## Directions for this task:
Report only how many lines in the listing below contain the string "icon".

*** Block opens ***

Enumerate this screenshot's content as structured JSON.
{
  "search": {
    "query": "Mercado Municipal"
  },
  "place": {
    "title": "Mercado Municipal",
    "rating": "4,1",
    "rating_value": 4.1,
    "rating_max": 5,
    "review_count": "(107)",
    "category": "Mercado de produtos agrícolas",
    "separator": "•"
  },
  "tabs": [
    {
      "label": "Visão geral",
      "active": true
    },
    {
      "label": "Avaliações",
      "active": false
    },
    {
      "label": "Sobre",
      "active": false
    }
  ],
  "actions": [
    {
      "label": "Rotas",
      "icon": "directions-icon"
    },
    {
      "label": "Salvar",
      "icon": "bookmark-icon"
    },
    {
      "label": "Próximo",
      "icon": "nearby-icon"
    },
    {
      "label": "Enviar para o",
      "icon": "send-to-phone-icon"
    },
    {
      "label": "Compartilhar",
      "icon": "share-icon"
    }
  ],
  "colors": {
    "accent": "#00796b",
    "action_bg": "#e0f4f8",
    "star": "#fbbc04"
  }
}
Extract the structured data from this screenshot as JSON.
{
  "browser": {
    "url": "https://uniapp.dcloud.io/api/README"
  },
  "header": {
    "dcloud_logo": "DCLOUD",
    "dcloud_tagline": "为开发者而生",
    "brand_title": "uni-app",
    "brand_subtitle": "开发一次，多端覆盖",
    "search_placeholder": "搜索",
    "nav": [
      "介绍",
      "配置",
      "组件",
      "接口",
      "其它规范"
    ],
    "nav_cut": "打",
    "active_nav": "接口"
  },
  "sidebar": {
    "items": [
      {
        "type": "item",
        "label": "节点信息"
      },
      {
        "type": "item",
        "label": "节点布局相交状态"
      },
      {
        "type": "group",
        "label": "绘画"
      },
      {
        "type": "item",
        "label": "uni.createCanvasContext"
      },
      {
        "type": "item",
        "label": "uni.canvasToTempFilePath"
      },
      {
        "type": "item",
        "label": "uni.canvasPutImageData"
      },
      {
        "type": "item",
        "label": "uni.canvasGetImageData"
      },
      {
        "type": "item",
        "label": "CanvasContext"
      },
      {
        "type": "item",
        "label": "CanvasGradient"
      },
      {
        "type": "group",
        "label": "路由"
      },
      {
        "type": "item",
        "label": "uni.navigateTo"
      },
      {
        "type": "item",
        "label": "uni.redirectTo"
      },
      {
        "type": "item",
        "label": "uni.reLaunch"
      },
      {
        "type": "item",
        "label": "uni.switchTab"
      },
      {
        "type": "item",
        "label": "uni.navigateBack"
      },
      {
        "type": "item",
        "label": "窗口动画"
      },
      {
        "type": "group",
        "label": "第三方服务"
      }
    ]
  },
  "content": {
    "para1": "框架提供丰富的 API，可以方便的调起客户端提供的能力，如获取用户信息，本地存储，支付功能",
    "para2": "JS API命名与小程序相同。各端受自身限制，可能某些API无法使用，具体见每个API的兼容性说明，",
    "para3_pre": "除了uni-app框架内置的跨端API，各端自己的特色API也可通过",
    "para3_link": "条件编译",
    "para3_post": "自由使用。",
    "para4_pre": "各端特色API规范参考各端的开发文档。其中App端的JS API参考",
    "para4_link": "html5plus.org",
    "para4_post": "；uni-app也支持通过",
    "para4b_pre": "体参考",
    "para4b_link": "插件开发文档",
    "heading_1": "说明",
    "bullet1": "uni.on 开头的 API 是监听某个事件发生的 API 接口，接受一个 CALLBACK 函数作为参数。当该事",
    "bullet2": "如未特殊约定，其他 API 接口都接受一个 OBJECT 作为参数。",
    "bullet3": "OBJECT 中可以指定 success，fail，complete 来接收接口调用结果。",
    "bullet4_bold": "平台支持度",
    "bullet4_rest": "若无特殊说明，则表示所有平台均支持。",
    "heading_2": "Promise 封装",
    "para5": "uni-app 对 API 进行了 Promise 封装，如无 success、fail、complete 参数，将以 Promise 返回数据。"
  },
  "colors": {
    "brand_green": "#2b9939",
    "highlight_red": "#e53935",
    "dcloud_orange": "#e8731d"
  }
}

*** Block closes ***

## Written answer:
5